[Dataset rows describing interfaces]

- Opening Delimiter -

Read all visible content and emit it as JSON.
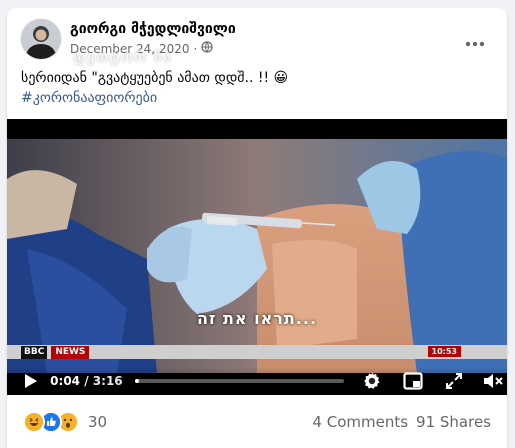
{
  "post": {
    "author": "გიორგი მჭედლიშვილი",
    "date": "December 24, 2020",
    "privacy_icon": "globe-icon",
    "watermark": "დეთტორ ნა",
    "text": "სერიიდან \"გვატყუებენ ამათ დდშ.. !! 😀",
    "hashtag": "#კორონააფიორები"
  },
  "video": {
    "subtitle": "תראו את זה...",
    "channel_logo": "BBC",
    "channel_label": "NEWS",
    "clock": "10:53",
    "current_time": "0:04",
    "time_separator": "/",
    "duration": "3:16",
    "progress_fraction": 0.02
  },
  "engagement": {
    "reactions": [
      "haha",
      "like",
      "wow"
    ],
    "reaction_count": "30",
    "comments": "4 Comments",
    "shares": "91 Shares"
  },
  "colors": {
    "link": "#385898",
    "like": "#1877f2",
    "emoji": "#f7b125",
    "news_red": "#b80000"
  }
}
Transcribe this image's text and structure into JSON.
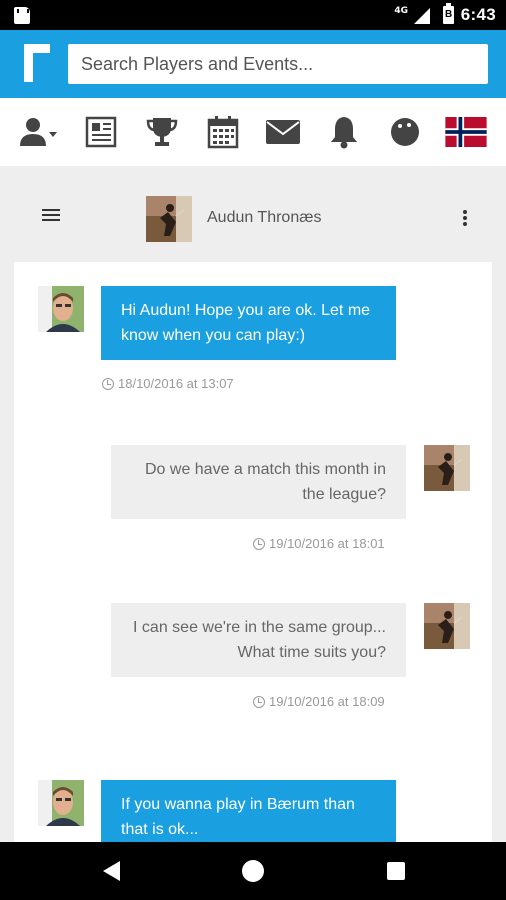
{
  "status_bar": {
    "network": "4G",
    "time": "6:43"
  },
  "header": {
    "search_placeholder": "Search Players and Events..."
  },
  "nav_icons": [
    "user-menu-icon",
    "news-icon",
    "trophy-icon",
    "calendar-icon",
    "mail-icon",
    "bell-icon",
    "ball-icon",
    "norway-flag-icon"
  ],
  "conversation": {
    "contact_name": "Audun Thronæs"
  },
  "messages": [
    {
      "direction": "outgoing",
      "text": "Hi Audun! Hope you are ok. Let me know when you can play:)",
      "timestamp": "18/10/2016 at 13:07"
    },
    {
      "direction": "incoming",
      "text": "Do we have a match this month in the league?",
      "timestamp": "19/10/2016 at 18:01"
    },
    {
      "direction": "incoming",
      "text": "I can see we're in the same group... What time suits you?",
      "timestamp": "19/10/2016 at 18:09"
    },
    {
      "direction": "outgoing",
      "text": "If you wanna play in Bærum than that is ok...",
      "timestamp": ""
    }
  ],
  "colors": {
    "brand_blue": "#1a9fe0",
    "incoming_bubble": "#eeeeee",
    "flag_red": "#ba0c2f",
    "flag_blue": "#00205b"
  }
}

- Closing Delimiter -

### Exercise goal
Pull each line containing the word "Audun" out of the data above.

### Your response
    "contact_name": "Audun Thronæs"
      "text": "Hi Audun! Hope you are ok. Let me know when you can play:)",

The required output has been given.